A growing number of MEPs have spoken out against the constant offensive from industry lobbyists that often leads to watered down social and environmental laws and policies. There has been growing support for transparency and ethics rules to curb the impact of corporate lobbying. So far, however, genuine change has been minimal.
The report - Lobby Planet - outlines how Brussels has become a “magnet” for lobbyists with as many as 30,000 professionals trying their best to influence policy, law makers and politicians in the EU.
Thu, 2011-02-17 03:35Brendan DeMelle
Brendan DeMelle's picture

‘Energy In Depth’ Was Created By Major Oil and Gas Companies According to Industry Memo

Update 11:35am PST: IPAA link is broken again, so use this link to view the memo.

Update 9:48am PST: It looks like the IPAA link works again. Here is the original link. In case similar access issues arise, I will continue to host the document at DeSmogBlog.

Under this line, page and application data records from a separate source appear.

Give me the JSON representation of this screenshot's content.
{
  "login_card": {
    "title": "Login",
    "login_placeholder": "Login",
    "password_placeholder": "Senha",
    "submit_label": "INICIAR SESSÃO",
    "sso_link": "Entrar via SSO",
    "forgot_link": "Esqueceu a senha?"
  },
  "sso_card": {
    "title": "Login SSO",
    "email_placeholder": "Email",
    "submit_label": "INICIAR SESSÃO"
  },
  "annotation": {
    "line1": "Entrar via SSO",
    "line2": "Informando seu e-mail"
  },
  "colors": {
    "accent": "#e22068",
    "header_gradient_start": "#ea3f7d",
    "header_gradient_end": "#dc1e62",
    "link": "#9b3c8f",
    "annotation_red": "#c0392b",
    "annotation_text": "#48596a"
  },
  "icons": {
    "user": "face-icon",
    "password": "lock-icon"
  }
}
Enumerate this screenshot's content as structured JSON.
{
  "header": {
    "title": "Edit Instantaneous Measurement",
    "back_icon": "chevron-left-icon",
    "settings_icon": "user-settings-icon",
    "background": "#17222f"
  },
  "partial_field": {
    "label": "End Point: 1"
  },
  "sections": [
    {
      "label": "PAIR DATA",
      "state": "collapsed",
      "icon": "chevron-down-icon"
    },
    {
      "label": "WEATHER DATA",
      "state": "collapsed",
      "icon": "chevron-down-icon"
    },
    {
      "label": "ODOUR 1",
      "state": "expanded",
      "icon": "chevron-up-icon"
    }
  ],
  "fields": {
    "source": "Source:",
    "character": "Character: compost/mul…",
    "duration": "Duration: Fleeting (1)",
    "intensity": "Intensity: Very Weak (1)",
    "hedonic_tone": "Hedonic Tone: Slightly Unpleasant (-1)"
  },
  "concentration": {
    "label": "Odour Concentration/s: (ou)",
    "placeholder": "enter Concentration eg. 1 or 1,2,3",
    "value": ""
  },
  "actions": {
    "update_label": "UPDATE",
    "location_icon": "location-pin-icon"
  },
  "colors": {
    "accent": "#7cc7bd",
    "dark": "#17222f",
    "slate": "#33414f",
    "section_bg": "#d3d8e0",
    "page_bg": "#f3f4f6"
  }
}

*Update 9:03am PST: It appears IPAA may have removed the memo from its website today in the wake of this report, so I have attached it to this post as a PDF and updated the links in the post so the memo is available for the world to see.

DeSmogBlog has uncovered an industry memo revealing that ‘Energy In Depth’ is hardly comprised of the mom-and-pop “small, independent oil and natural gas producers” it claims to represent.  In fact, the industry memo we found, entitled “Hydraulic Fracturing Under Attack,” shows that Energy In Depth “would not be possible without the early financial commitments” of major oil and gas interests including BP, Halliburton, Chevron, Shell, XTO Energy (now owned by ExxonMobil), and several other huge oil and gas companies that provided significant funding early on and presumably still fund the group’s efforts.

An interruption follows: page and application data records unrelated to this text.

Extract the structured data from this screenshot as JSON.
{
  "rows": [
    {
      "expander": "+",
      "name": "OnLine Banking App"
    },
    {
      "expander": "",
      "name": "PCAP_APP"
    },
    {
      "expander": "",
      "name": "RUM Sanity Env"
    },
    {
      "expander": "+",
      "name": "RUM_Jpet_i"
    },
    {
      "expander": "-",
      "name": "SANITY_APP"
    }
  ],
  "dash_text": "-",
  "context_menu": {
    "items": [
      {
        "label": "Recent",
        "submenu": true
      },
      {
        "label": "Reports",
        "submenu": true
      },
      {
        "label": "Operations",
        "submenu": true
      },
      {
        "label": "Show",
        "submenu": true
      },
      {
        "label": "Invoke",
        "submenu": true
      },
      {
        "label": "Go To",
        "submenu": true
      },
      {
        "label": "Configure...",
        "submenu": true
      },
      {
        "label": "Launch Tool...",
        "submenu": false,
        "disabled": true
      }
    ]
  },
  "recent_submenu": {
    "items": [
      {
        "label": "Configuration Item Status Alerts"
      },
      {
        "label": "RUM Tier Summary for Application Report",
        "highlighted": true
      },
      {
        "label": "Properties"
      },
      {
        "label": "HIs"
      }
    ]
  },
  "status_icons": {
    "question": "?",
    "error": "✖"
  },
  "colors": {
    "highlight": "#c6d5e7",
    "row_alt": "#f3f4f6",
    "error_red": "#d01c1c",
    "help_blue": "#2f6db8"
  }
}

According to the 2009 memo, Energy In Depth was orchestrated as a “major initiative to respond to…attacks” and to devise and circulate “coordinated messages” using “new communications tools that are becoming the pathway of choice in national political campaigns.”

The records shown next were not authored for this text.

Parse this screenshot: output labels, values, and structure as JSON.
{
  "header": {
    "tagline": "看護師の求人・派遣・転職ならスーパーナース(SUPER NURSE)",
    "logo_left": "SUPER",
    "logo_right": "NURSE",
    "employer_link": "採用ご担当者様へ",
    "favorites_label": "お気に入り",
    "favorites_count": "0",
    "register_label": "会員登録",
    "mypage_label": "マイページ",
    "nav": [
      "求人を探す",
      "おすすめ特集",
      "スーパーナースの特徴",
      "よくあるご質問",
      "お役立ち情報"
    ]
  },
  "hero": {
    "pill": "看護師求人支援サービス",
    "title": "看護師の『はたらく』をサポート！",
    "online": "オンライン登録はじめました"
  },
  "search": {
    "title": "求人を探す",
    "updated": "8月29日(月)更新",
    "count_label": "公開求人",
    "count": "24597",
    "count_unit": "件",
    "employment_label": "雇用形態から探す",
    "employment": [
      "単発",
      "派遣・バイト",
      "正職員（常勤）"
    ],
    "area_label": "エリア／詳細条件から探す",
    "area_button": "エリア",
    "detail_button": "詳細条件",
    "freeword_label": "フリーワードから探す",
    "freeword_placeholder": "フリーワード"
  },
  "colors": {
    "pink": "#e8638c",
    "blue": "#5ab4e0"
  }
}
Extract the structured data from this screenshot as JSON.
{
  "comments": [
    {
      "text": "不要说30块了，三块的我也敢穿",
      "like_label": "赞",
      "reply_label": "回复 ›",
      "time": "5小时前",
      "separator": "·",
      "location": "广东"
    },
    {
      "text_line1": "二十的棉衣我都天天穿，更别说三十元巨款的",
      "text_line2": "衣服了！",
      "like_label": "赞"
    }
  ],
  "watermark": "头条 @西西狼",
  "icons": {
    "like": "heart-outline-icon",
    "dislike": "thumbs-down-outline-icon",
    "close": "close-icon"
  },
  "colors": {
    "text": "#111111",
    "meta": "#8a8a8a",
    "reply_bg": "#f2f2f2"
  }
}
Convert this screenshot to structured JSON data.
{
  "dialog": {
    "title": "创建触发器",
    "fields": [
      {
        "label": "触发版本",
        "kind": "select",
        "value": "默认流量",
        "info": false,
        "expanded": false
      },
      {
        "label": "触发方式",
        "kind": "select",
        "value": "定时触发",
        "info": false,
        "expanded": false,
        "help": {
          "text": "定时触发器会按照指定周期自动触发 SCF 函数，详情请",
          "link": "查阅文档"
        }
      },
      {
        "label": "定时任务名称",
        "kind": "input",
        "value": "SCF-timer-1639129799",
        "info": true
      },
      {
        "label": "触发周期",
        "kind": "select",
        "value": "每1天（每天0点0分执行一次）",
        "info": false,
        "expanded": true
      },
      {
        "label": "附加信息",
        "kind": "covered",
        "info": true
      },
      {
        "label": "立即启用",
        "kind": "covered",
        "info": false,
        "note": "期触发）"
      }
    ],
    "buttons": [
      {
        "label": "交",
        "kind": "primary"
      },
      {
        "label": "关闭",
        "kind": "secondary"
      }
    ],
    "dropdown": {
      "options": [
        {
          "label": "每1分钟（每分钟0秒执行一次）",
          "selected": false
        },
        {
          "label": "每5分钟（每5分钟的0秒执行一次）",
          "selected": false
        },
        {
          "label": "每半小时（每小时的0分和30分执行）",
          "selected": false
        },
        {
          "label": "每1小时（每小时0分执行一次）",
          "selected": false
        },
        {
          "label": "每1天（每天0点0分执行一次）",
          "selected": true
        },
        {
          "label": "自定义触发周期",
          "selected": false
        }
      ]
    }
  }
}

Energy In Depth (EID) is featured in the news a lot these days, chiefly for attacking the Oscar-nominated documentary Gasland, but also for its extensive efforts to malign the excellent reporting done by ProPublica, the Associated Press and other outlets. EID seems to attack everyone who attempts to investigate the significant problems posed by hydraulic fracturing and other natural gas industry practices that have been shown to threaten public health and water quality across America.

Tue, 2011-02-15 09:46Mike Casey
Mike Casey's picture

Top EIA Energy Trends Watcher: No Definitive Count on Dirty Energy Welfare

The national conversation about wasteful welfare for highly profitable dirty energy corporations has gone from the dramatic statement by the Chief Economist of the International Energy Agency that fossil fuel subsidies are one of the biggest impediments to global economic recovery (“the appendicitis of the global energy system which needs to be removed for a healthy, sustainable development future”), to a speech by Solar Energy Industries Association President Rhone Resch (in which he called the fossil fuel industry “grotesquely oversubsidized”), to a call by President Obama to cut oil company welfare by $4 billion. Not to be outdone, House Democrats are now calling for a $40 billion cut.

Dirty energy welfare defenders have, predictably, responded with ridiculous, Palin-esque denials of reality, but the voter demands that wasteful spending be cut begs the question: just how much of our tax money is going to ExxonMobil, Massey, etc.? With the new deficit hawks in Congress going after insignificant items like bottled water expenses, you’d think they’d want to know the size of the really wasteful stuff, right?

Pages

Subscribe to chevron